+++ Input records
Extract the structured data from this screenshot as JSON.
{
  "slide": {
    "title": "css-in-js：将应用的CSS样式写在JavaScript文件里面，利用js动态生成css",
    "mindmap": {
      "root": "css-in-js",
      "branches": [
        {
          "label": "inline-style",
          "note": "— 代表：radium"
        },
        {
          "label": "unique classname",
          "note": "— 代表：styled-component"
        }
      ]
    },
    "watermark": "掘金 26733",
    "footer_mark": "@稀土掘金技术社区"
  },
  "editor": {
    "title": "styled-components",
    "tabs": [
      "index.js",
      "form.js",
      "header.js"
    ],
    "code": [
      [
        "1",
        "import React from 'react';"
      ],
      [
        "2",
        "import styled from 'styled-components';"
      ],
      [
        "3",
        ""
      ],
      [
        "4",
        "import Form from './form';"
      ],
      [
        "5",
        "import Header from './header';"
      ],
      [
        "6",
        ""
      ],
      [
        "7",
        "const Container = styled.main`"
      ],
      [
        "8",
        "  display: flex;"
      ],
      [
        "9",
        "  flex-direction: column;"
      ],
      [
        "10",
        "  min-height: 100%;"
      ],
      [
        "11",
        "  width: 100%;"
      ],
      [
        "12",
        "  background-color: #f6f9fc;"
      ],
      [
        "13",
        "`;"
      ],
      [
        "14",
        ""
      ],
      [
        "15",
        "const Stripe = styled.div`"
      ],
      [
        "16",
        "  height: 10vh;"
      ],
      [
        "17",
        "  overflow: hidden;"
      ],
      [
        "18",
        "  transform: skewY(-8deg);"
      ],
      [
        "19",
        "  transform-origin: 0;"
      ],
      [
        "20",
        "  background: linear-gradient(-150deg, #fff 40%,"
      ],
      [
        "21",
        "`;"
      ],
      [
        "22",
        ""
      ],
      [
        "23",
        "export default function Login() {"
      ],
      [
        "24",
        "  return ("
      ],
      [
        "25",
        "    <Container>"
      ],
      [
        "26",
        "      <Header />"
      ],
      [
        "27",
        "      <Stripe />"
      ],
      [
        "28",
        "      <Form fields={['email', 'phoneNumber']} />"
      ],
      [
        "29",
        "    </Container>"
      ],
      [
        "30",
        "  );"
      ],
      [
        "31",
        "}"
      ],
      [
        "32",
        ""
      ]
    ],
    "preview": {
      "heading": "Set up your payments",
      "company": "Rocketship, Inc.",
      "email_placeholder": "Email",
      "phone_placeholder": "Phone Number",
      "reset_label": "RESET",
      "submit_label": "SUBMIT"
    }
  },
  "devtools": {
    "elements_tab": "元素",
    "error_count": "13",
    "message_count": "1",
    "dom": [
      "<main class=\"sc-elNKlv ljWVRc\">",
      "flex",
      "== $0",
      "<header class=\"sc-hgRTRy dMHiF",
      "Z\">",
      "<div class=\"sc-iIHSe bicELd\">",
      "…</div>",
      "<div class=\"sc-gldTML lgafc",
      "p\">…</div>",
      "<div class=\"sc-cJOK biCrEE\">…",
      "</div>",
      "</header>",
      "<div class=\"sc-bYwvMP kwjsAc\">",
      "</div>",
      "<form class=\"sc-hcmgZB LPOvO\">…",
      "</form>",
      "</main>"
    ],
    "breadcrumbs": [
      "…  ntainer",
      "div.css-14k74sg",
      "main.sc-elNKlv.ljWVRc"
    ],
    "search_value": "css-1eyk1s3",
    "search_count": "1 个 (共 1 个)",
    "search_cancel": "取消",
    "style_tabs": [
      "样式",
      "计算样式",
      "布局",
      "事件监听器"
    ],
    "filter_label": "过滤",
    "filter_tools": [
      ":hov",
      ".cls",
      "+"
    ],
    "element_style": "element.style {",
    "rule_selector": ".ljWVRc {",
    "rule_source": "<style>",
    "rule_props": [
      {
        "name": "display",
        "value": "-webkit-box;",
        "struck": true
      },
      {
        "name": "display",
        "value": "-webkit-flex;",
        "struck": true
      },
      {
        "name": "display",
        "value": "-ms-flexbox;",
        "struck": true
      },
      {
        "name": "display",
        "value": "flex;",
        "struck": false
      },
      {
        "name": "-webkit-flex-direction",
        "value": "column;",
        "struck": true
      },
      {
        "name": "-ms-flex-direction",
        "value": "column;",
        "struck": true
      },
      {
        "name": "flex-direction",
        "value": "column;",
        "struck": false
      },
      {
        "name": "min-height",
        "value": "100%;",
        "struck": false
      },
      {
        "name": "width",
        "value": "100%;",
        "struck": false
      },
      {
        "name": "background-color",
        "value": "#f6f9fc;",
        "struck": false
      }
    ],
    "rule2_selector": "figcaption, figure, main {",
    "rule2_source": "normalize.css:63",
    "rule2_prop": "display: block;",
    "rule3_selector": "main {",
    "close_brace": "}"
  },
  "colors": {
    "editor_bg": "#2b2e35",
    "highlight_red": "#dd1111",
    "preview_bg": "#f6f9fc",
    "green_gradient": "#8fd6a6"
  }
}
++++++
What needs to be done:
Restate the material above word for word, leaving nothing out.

Response to the task:
Extract the structured data from this screenshot as JSON.
{
  "slide": {
    "title": "css-in-js：将应用的CSS样式写在JavaScript文件里面，利用js动态生成css",
    "mindmap": {
      "root": "css-in-js",
      "branches": [
        {
          "label": "inline-style",
          "note": "— 代表：radium"
        },
        {
          "label": "unique classname",
          "note": "— 代表：styled-component"
        }
      ]
    },
    "watermark": "掘金 26733",
    "footer_mark": "@稀土掘金技术社区"
  },
  "editor": {
    "title": "styled-components",
    "tabs": [
      "index.js",
      "form.js",
      "header.js"
    ],
    "code": [
      [
        "1",
        "import React from 'react';"
      ],
      [
        "2",
        "import styled from 'styled-components';"
      ],
      [
        "3",
        ""
      ],
      [
        "4",
        "import Form from './form';"
      ],
      [
        "5",
        "import Header from './header';"
      ],
      [
        "6",
        ""
      ],
      [
        "7",
        "const Container = styled.main`"
      ],
      [
        "8",
        "  display: flex;"
      ],
      [
        "9",
        "  flex-direction: column;"
      ],
      [
        "10",
        "  min-height: 100%;"
      ],
      [
        "11",
        "  width: 100%;"
      ],
      [
        "12",
        "  background-color: #f6f9fc;"
      ],
      [
        "13",
        "`;"
      ],
      [
        "14",
        ""
      ],
      [
        "15",
        "const Stripe = styled.div`"
      ],
      [
        "16",
        "  height: 10vh;"
      ],
      [
        "17",
        "  overflow: hidden;"
      ],
      [
        "18",
        "  transform: skewY(-8deg);"
      ],
      [
        "19",
        "  transform-origin: 0;"
      ],
      [
        "20",
        "  background: linear-gradient(-150deg, #fff 40%,"
      ],
      [
        "21",
        "`;"
      ],
      [
        "22",
        ""
      ],
      [
        "23",
        "export default function Login() {"
      ],
      [
        "24",
        "  return ("
      ],
      [
        "25",
        "    <Container>"
      ],
      [
        "26",
        "      <Header />"
      ],
      [
        "27",
        "      <Stripe />"
      ],
      [
        "28",
        "      <Form fields={['email', 'phoneNumber']} />"
      ],
      [
        "29",
        "    </Container>"
      ],
      [
        "30",
        "  );"
      ],
      [
        "31",
        "}"
      ],
      [
        "32",
        ""
      ]
    ],
    "preview": {
      "heading": "Set up your payments",
      "company": "Rocketship, Inc.",
      "email_placeholder": "Email",
      "phone_placeholder": "Phone Number",
      "reset_label": "RESET",
      "submit_label": "SUBMIT"
    }
  },
  "devtools": {
    "elements_tab": "元素",
    "error_count": "13",
    "message_count": "1",
    "dom": [
      "<main class=\"sc-elNKlv ljWVRc\">",
      "flex",
      "== $0",
      "<header class=\"sc-hgRTRy dMHiF",
      "Z\">",
      "<div class=\"sc-iIHSe bicELd\">",
      "…</div>",
      "<div class=\"sc-gldTML lgafc",
      "p\">…</div>",
      "<div class=\"sc-cJOK biCrEE\">…",
      "</div>",
      "</header>",
      "<div class=\"sc-bYwvMP kwjsAc\">",
      "</div>",
      "<form class=\"sc-hcmgZB LPOvO\">…",
      "</form>",
      "</main>"
    ],
    "breadcrumbs": [
      "…  ntainer",
      "div.css-14k74sg",
      "main.sc-elNKlv.ljWVRc"
    ],
    "search_value": "css-1eyk1s3",
    "search_count": "1 个 (共 1 个)",
    "search_cancel": "取消",
    "style_tabs": [
      "样式",
      "计算样式",
      "布局",
      "事件监听器"
    ],
    "filter_label": "过滤",
    "filter_tools": [
      ":hov",
      ".cls",
      "+"
    ],
    "element_style": "element.style {",
    "rule_selector": ".ljWVRc {",
    "rule_source": "<style>",
    "rule_props": [
      {
        "name": "display",
        "value": "-webkit-box;",
        "struck": true
      },
      {
        "name": "display",
        "value": "-webkit-flex;",
        "struck": true
      },
      {
        "name": "display",
        "value": "-ms-flexbox;",
        "struck": true
      },
      {
        "name": "display",
        "value": "flex;",
        "struck": false
      },
      {
        "name": "-webkit-flex-direction",
        "value": "column;",
        "struck": true
      },
      {
        "name": "-ms-flex-direction",
        "value": "column;",
        "struck": true
      },
      {
        "name": "flex-direction",
        "value": "column;",
        "struck": false
      },
      {
        "name": "min-height",
        "value": "100%;",
        "struck": false
      },
      {
        "name": "width",
        "value": "100%;",
        "struck": false
      },
      {
        "name": "background-color",
        "value": "#f6f9fc;",
        "struck": false
      }
    ],
    "rule2_selector": "figcaption, figure, main {",
    "rule2_source": "normalize.css:63",
    "rule2_prop": "display: block;",
    "rule3_selector": "main {",
    "close_brace": "}"
  },
  "colors": {
    "editor_bg": "#2b2e35",
    "highlight_red": "#dd1111",
    "preview_bg": "#f6f9fc",
    "green_gradient": "#8fd6a6"
  }
}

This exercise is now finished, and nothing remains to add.